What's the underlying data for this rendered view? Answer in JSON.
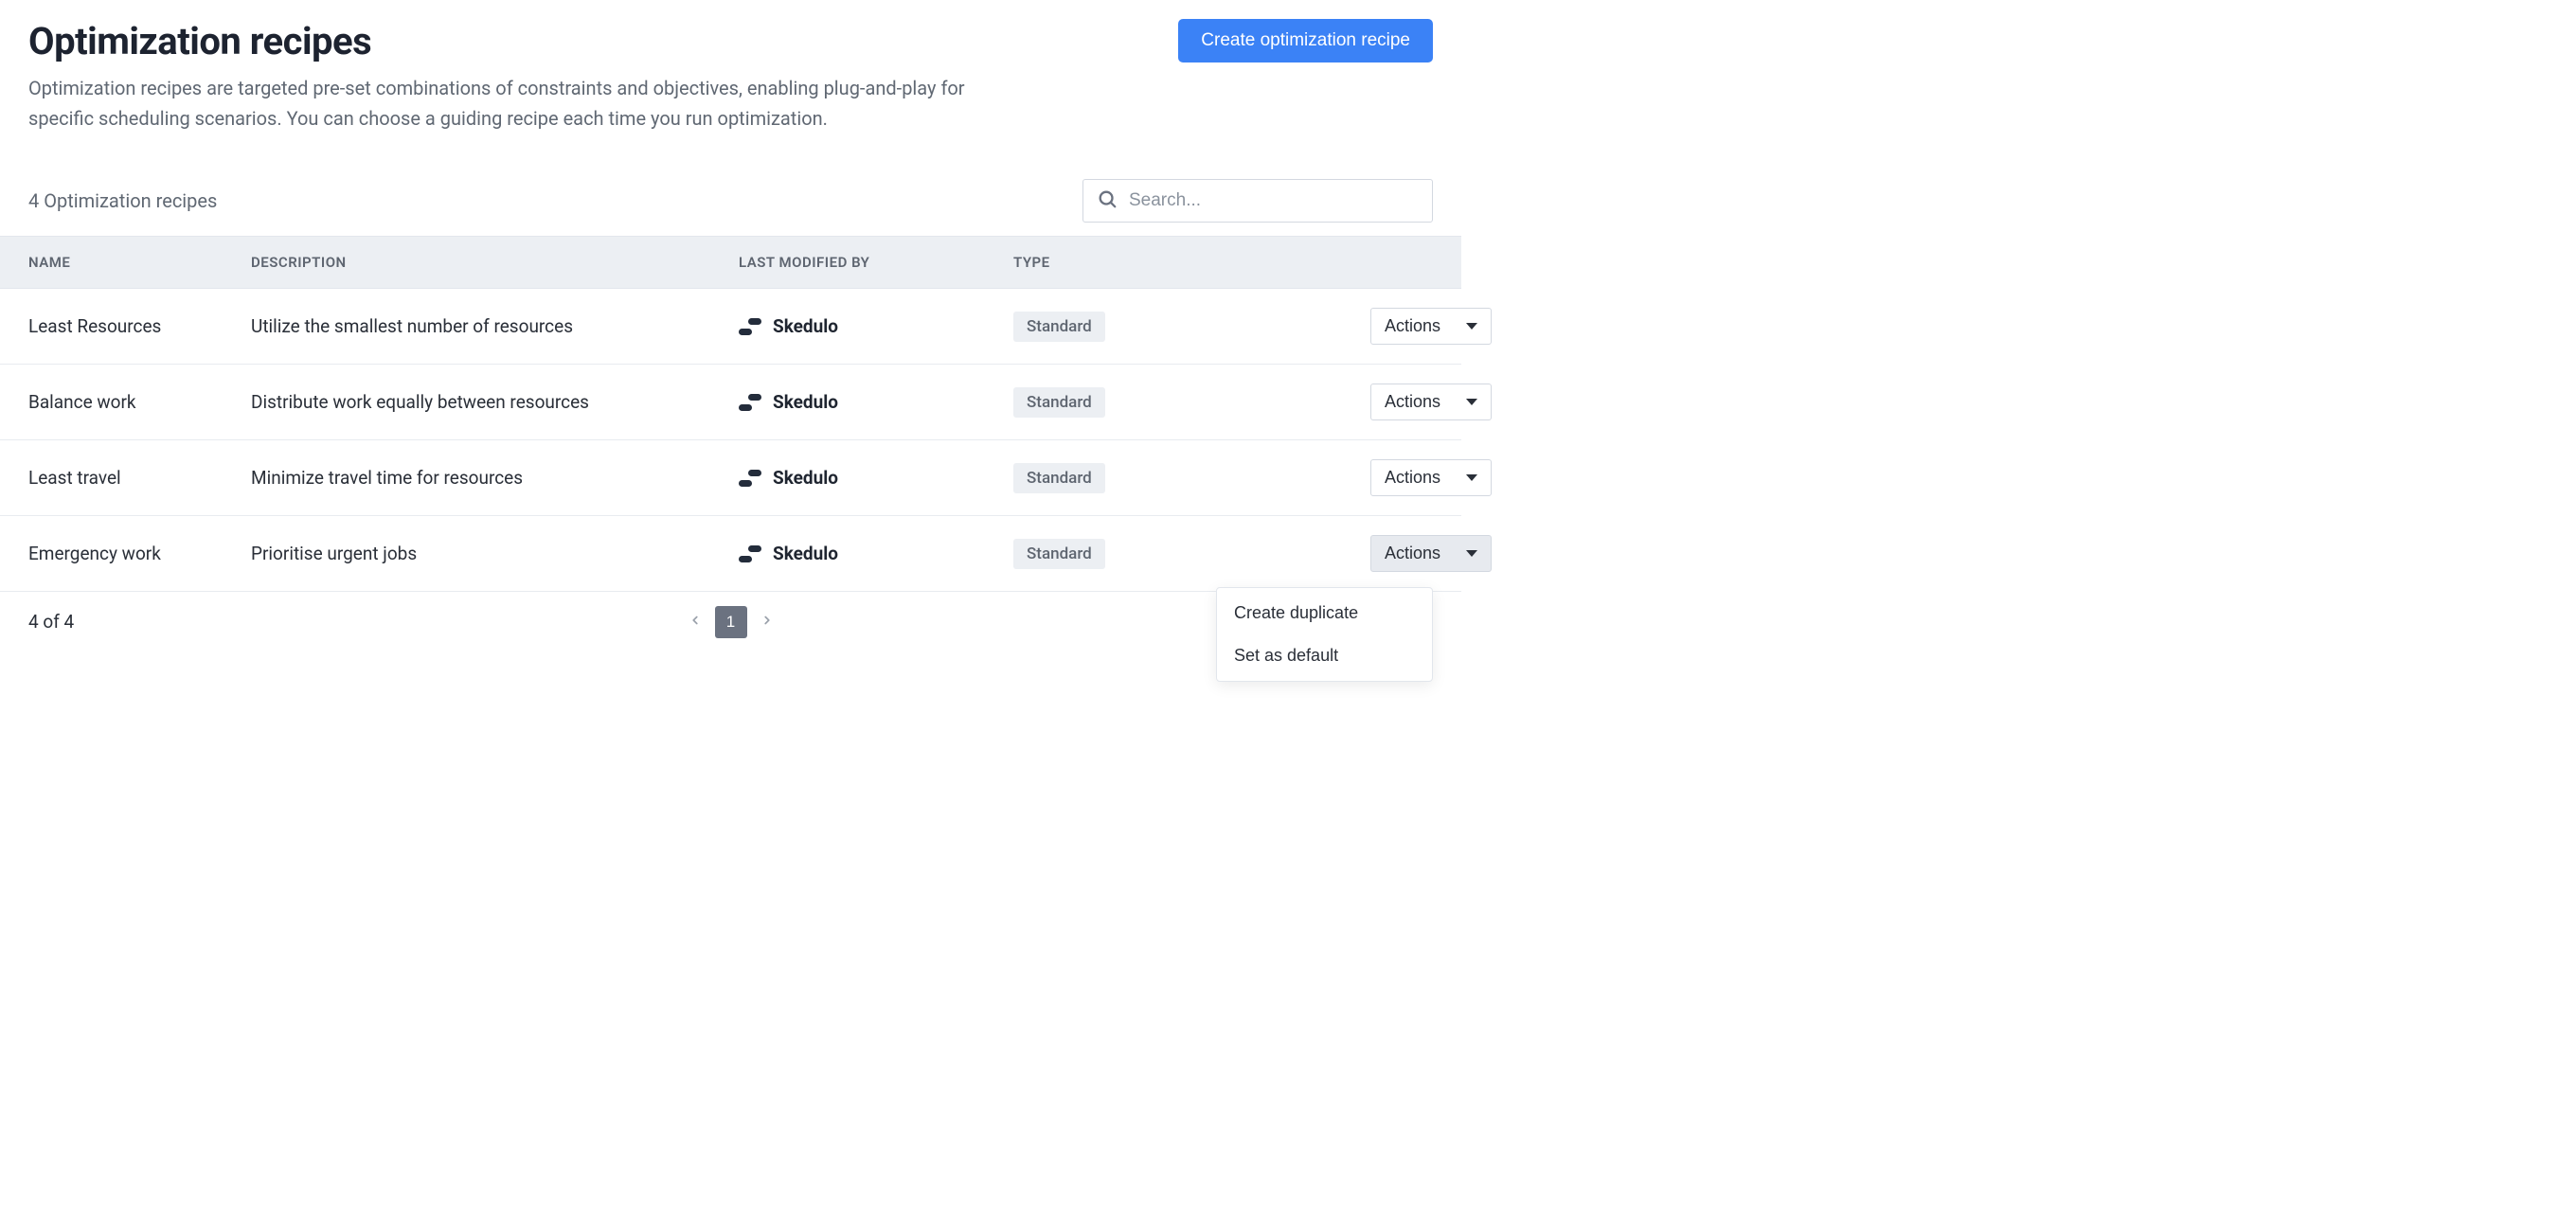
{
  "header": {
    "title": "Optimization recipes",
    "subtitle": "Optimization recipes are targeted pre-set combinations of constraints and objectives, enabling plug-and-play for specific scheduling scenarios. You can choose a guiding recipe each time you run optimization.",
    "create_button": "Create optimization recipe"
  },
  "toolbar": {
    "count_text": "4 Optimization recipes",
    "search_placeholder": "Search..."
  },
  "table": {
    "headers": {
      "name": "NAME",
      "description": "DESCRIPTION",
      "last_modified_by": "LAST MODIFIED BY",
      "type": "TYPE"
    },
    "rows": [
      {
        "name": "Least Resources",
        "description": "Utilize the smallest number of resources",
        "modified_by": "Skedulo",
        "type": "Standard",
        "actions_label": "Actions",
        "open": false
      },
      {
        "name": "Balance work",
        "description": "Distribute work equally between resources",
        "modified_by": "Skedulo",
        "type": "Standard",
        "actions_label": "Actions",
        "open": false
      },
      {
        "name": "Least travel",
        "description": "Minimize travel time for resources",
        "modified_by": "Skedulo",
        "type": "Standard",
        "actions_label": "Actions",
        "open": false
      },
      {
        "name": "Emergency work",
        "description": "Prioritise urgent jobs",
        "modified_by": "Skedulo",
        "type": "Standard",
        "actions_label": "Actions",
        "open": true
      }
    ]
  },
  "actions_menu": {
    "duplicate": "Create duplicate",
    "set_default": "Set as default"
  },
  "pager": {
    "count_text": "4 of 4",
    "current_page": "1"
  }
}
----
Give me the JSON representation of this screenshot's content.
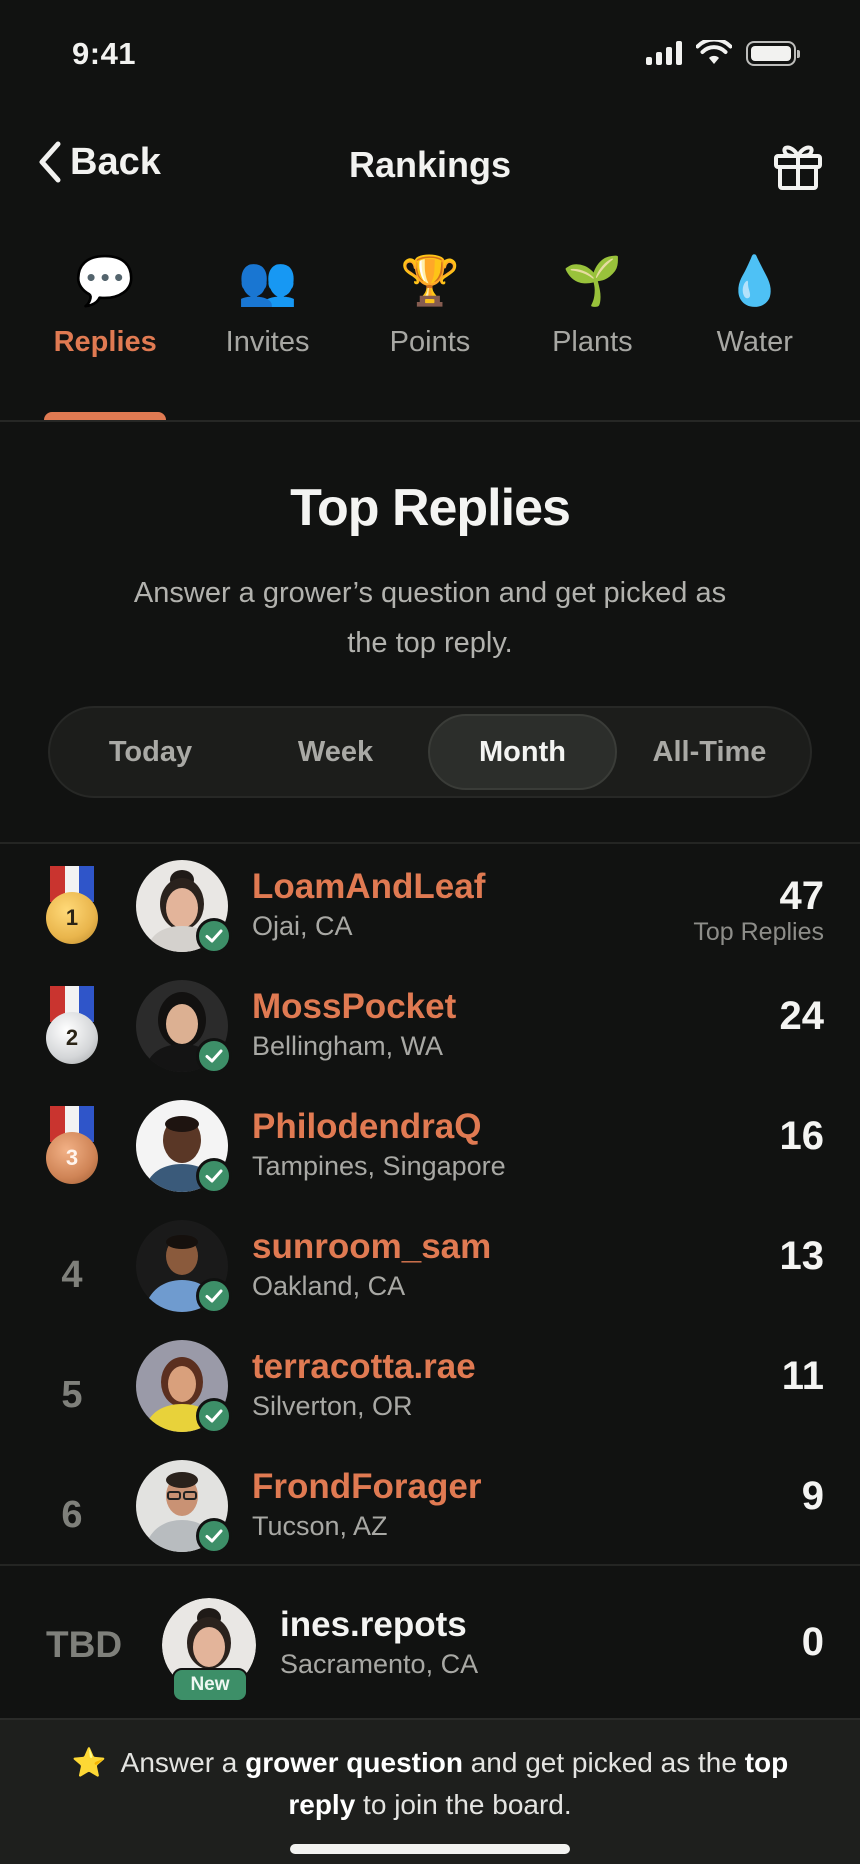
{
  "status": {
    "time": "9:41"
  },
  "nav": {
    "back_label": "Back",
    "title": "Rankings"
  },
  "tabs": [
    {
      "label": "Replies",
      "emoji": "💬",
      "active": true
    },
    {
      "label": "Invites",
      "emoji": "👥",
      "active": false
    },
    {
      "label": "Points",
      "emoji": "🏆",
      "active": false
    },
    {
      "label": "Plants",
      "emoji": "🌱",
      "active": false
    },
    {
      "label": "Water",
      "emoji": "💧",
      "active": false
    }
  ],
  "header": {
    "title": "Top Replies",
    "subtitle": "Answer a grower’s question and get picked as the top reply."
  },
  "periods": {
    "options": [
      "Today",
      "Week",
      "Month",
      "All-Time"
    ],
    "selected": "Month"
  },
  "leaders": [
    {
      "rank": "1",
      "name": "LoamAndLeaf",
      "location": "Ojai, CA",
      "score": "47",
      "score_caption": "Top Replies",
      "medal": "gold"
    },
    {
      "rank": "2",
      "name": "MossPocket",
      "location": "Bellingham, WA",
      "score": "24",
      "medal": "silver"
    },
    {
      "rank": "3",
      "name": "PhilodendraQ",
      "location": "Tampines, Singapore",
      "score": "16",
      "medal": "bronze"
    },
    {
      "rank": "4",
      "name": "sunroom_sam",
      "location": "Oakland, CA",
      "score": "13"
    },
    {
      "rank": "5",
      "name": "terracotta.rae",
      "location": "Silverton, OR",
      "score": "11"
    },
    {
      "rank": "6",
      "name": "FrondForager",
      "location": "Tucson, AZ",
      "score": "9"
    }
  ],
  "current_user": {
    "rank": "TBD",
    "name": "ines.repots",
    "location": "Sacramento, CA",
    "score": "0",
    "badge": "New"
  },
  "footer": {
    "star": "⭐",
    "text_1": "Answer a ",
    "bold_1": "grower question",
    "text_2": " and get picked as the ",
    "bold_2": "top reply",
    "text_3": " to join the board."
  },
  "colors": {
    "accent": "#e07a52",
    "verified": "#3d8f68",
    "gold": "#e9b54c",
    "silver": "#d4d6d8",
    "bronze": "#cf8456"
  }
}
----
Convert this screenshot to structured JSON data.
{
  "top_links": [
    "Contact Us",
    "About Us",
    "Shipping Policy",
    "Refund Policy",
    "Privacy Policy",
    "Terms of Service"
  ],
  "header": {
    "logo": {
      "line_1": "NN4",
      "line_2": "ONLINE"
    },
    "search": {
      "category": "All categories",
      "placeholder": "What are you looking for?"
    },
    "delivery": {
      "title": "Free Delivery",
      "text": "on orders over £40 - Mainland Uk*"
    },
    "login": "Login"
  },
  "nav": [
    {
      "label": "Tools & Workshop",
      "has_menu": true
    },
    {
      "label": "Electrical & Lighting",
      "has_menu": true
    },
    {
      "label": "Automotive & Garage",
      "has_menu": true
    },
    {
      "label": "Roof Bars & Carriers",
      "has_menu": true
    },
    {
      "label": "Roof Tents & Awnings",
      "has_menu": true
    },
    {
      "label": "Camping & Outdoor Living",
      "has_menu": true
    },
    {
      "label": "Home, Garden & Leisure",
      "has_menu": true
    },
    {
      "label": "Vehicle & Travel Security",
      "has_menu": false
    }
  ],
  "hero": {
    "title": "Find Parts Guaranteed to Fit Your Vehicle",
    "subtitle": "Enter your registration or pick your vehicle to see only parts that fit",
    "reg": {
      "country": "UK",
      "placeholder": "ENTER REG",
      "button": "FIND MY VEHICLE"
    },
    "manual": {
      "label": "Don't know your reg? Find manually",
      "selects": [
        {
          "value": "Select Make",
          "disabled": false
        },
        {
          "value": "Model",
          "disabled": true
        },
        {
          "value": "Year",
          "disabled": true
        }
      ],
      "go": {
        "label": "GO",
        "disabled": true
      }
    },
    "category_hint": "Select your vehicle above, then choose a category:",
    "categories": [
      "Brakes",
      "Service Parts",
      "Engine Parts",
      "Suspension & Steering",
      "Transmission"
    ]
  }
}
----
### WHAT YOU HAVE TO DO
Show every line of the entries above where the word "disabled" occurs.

### RESPONSE AREA
          "disabled": false
          "disabled": true
          "disabled": true
        "disabled": true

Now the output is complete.